**Task goal:** Reply solely with the number of lines, in the records underneath, that include the word "Show".

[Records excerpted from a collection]

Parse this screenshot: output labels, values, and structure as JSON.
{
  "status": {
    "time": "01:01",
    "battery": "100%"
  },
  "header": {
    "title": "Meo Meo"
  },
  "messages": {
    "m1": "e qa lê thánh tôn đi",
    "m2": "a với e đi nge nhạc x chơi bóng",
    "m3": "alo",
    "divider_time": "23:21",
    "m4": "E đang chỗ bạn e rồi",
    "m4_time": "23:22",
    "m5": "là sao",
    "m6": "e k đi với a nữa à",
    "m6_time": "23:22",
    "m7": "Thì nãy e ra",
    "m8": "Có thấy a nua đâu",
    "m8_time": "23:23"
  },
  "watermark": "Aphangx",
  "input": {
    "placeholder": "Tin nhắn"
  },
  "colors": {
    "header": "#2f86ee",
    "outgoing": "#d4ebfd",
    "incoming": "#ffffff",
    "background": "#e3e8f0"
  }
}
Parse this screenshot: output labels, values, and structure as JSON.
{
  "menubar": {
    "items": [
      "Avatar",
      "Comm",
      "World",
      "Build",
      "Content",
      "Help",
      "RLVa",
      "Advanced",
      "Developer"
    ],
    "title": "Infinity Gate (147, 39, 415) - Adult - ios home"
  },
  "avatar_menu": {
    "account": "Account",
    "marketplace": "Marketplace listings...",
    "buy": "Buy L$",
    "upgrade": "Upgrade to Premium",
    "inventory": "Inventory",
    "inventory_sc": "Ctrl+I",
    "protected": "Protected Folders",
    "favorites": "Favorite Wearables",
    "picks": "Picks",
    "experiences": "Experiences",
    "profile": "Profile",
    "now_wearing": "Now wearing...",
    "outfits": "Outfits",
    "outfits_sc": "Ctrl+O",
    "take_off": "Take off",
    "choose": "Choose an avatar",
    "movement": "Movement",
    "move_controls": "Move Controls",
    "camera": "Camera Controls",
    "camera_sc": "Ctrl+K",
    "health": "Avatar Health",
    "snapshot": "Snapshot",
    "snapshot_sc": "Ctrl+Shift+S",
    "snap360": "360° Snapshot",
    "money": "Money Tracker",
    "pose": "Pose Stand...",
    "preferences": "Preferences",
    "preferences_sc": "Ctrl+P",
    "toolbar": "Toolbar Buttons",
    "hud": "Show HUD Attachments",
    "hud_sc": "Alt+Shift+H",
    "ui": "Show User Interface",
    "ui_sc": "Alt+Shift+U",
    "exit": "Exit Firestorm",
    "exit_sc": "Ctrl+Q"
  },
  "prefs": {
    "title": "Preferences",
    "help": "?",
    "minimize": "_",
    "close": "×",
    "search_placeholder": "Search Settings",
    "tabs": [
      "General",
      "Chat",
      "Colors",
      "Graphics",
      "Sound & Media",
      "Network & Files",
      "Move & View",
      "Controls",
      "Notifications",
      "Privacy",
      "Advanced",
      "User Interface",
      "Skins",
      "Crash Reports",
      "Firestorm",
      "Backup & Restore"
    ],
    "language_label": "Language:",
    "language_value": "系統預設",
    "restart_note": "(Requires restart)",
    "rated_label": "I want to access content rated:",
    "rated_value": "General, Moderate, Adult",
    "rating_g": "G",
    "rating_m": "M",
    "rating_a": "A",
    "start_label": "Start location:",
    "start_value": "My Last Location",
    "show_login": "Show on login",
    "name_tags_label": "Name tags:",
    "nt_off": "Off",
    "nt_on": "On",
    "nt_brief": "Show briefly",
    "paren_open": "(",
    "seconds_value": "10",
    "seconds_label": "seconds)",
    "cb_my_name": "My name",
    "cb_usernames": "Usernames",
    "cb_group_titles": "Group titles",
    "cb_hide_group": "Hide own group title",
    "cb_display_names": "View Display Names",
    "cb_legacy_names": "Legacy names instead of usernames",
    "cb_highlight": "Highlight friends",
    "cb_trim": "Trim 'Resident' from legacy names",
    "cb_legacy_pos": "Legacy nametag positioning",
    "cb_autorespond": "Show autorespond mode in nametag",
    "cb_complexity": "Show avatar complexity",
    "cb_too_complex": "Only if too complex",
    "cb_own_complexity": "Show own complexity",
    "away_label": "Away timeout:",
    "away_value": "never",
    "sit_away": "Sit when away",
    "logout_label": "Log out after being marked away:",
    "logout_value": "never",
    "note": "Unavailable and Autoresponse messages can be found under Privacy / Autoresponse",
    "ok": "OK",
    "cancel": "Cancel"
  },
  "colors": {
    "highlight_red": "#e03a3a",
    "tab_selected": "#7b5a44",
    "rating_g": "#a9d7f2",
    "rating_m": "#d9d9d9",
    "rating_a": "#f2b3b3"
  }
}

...

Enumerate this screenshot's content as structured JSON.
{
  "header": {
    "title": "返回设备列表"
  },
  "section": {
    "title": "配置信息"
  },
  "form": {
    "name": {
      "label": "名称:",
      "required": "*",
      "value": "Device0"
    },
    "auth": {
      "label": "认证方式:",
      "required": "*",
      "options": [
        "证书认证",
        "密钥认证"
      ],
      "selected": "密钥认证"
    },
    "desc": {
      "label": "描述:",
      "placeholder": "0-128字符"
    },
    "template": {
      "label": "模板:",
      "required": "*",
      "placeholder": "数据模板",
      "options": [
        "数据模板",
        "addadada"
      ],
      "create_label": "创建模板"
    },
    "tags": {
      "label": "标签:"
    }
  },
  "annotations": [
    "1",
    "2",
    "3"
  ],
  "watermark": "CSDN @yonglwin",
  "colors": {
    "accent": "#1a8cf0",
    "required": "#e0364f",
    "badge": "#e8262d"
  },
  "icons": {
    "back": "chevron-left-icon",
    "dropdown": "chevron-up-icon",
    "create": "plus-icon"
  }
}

**Answer to this problem:** 7